With over 4 million articles, Wikipedia is an invaluable resource, whether you're throwing a term paper together at the last minute, or settling a long-standing argument about Star Blazers continuity. But follow enough links, and you get sucked into some seriously strange places. We explore some of Wikipedia's oddities in our 4,295,938-week series, Wiki Wormhole.
This Week’s Entry: List of celebrities involved with WrestleMania
What It’s About: When the World Wide Web debuted in the early 1990s, it held the remarkable promise of being a repository for the entirety of human knowledge. University researches had been using the internet to share their findings, and soon every ordinary Joe and Jane would have access to all of the wonders of human discovery. What we didn’t take into account, is that the sum repository of all human knowledge is about one percent scientific wonder, about about 90% stuff like which non-wrestling celebrity has made the most appearances at WrestleMania (Pete Rose, four times, once while dressed as the San Diego Chicken). This page answers this, and so many other burning questions about who was stilling on the sidelines when the folding chairs started to fly.
Strangest Fact: The first name on the (alphabetical) list may be the most surprising—Steve Allen, original Tonight Show host and virtual inventor of television comedy, was on hand at WrestleMania VI to witness Brutus Beefcake end Mr. Perfect’s undefeated streak and interview a team known as the Bolsheviks. Mary Tyler Moore also had a front row seat, reinforcing the incongruous comedy legends theme of the evening.
Controversy: This is a rare Wikipedia page with no discussions about the content. But a parade of infamous people have appeared at WrestleMania over the years, including watergate burglar G. Gordon Liddy, alleged Clinton mistress Gennifer Flowers, spray-tan enthusiast Snooki (who participated in a tag-team match), and worst of all, Reba McEntire (she knows what she did).
Thing We Were Happiest To Learn: In what has to be the classiest pro wrestling championship on record, WrestleMania VI, the first one to take place in Canada, opened with Robert Goulet singing “O Canada.” Liberace also put in an appearance at 1985’s original WrestleMania as a guest timekeeper.
Thing We Were Unhappiest To Learn: Hulk Hogan and Mr. T made the rounds on the talk show circuit to promote the first Wrestlemania, in which they were to be tag team partners.

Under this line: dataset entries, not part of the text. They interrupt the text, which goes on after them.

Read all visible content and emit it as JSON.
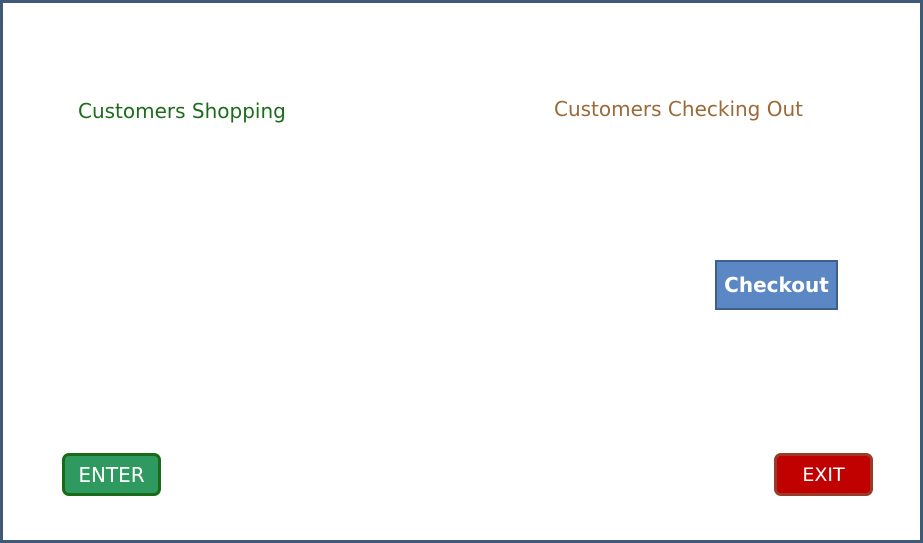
{
  "areas": {
    "shopping_label": "Customers Shopping",
    "checking_out_label": "Customers Checking Out"
  },
  "buttons": {
    "checkout_label": "Checkout",
    "enter_label": "ENTER",
    "exit_label": "EXIT"
  },
  "colors": {
    "frame_border": "#3f5a78",
    "shopping_text": "#1e6b1e",
    "checking_out_text": "#9a6a3a",
    "checkout_fill": "#5b88c4",
    "enter_fill": "#2e9a5f",
    "exit_fill": "#c10000"
  }
}
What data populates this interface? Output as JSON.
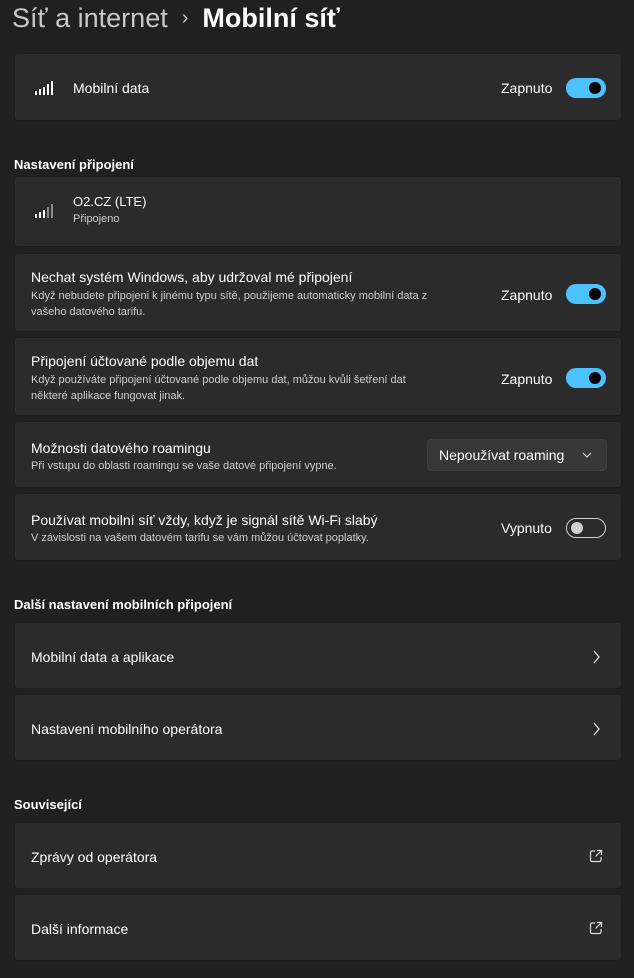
{
  "breadcrumb": {
    "parent": "Síť a internet",
    "separator": "›",
    "current": "Mobilní síť"
  },
  "mobile_data": {
    "label": "Mobilní data",
    "state_label": "Zapnuto",
    "enabled": true,
    "icon": "signal-bars-icon"
  },
  "connection_settings": {
    "heading": "Nastavení připojení",
    "network": {
      "name": "O2.CZ (LTE)",
      "status": "Připojeno",
      "icon": "signal-bars-icon"
    },
    "keep_connected": {
      "title": "Nechat systém Windows, aby udržoval mé připojení",
      "desc_line1": "Když nebudete připojeni k jinému typu sítě, použijeme automaticky mobilní data z",
      "desc_line2": "vašeho datového tarifu.",
      "state_label": "Zapnuto",
      "enabled": true
    },
    "metered": {
      "title": "Připojení účtované podle objemu dat",
      "desc_line1": "Když používáte připojení účtované podle objemu dat, můžou kvůli šetření dat",
      "desc_line2": "některé aplikace fungovat jinak.",
      "state_label": "Zapnuto",
      "enabled": true
    },
    "roaming": {
      "title": "Možnosti datového roamingu",
      "desc": "Při vstupu do oblasti roamingu se vaše datové připojení vypne.",
      "selected": "Nepoužívat roaming"
    },
    "weak_wifi": {
      "title": "Používat mobilní síť vždy, když je signál sítě Wi-Fi slabý",
      "desc": "V závislosti na vašem datovém tarifu se vám můžou účtovat poplatky.",
      "state_label": "Vypnuto",
      "enabled": false
    }
  },
  "more_settings": {
    "heading": "Další nastavení mobilních připojení",
    "items": [
      {
        "label": "Mobilní data a aplikace",
        "icon": "chevron-right-icon"
      },
      {
        "label": "Nastavení mobilního operátora",
        "icon": "chevron-right-icon"
      }
    ]
  },
  "related": {
    "heading": "Související",
    "items": [
      {
        "label": "Zprávy od operátora",
        "icon": "external-link-icon"
      },
      {
        "label": "Další informace",
        "icon": "external-link-icon"
      }
    ]
  },
  "colors": {
    "background": "#202020",
    "card": "#2b2b2b",
    "accent": "#4cc2ff"
  }
}
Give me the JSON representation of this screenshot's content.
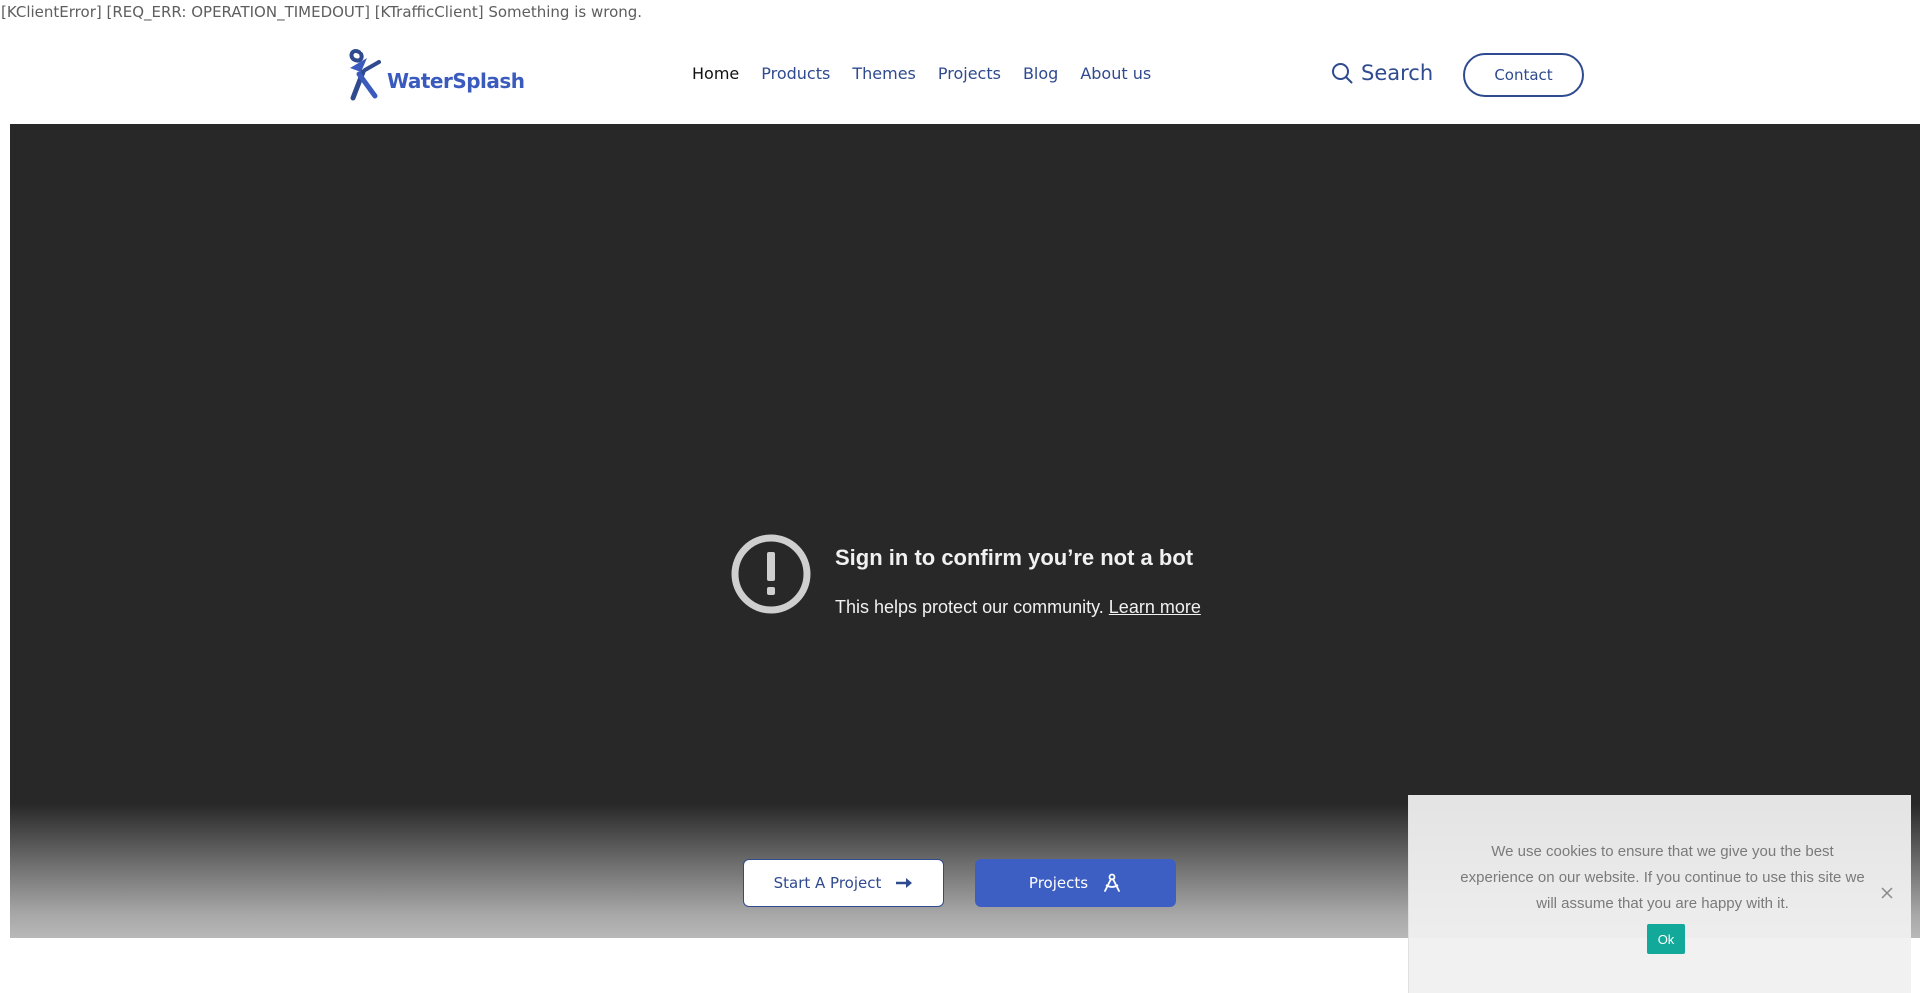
{
  "error_message": "[KClientError] [REQ_ERR: OPERATION_TIMEDOUT] [KTrafficClient] Something is wrong.",
  "header": {
    "logo_text": "WaterSplash",
    "nav": [
      {
        "label": "Home",
        "active": true
      },
      {
        "label": "Products",
        "active": false
      },
      {
        "label": "Themes",
        "active": false
      },
      {
        "label": "Projects",
        "active": false
      },
      {
        "label": "Blog",
        "active": false
      },
      {
        "label": "About us",
        "active": false
      }
    ],
    "search_label": "Search",
    "contact_label": "Contact"
  },
  "video": {
    "title": "Sign in to confirm you’re not a bot",
    "body": "This helps protect our community.",
    "learn_more": "Learn more"
  },
  "cta": {
    "start_project": "Start A Project",
    "projects": "Projects"
  },
  "cookie": {
    "text": "We use cookies to ensure that we give you the best experience on our website. If you continue to use this site we will assume that you are happy with it.",
    "ok_label": "Ok"
  },
  "colors": {
    "brand": "#3d5fc4",
    "nav_text": "#2f4a8f",
    "cookie_ok": "#12a89a",
    "video_bg": "#282828"
  },
  "icons": {
    "logo": "watersplash-figure-logo",
    "search": "magnifier-icon",
    "notice": "exclamation-circle-icon",
    "start_project": "arrow-right-icon",
    "projects": "compass-drafting-icon",
    "cookie_close": "close-icon"
  }
}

While appearing on Hot Properties, a talk show on Lifetime, Hogan put host Richard Belzer in a chinlock—a move that cuts off the flow of blood to the brain. Belzer fell to the floor, unconscious and bleeding. He sued Hogan for $5 million dollars, which was settled out of court. We’re pretty sure this means pro wrestling is part of the Tommy Westphall Universe.
Also noteworthy: A few of the non-wrestlers have actually gotten into the ring over the years. Besides the aforementioned Snooki and Mr. T, New York Giants linebacker Lawrence Taylor fought Bam Bam Bigelow at WrestleMania XI; boxer Floyd Mayweather Jr. took on The Big Show at WrestleMania XXIV; Donald Trump apparently got “physically involved” in a WrestleMania XXIII event called “Battle of the Billionaires,” in which he was merely supposed to be backing wrestler Bobby Lashley; and Wrestlemania II included a 20-man battle royal that included six NFL players, most notably William “Refrigerator” Perry (André the Giant was the last man standing). Also noteworthy: Never averse to selling out, the Adidas-loving Run-D.M.C. wrote “The WrestleMania Rap,” which they performed at WrestleMania V.
Best link to elsewhere on Wikipedia: As part of Wikipedia’s “let no word go unliked” policy, when the article mentions that singers, actors, and models have appeared at WrestleMania over the years, helpful links to the pages on singing, acting, and model (person) are there to explain things to the uninitiated.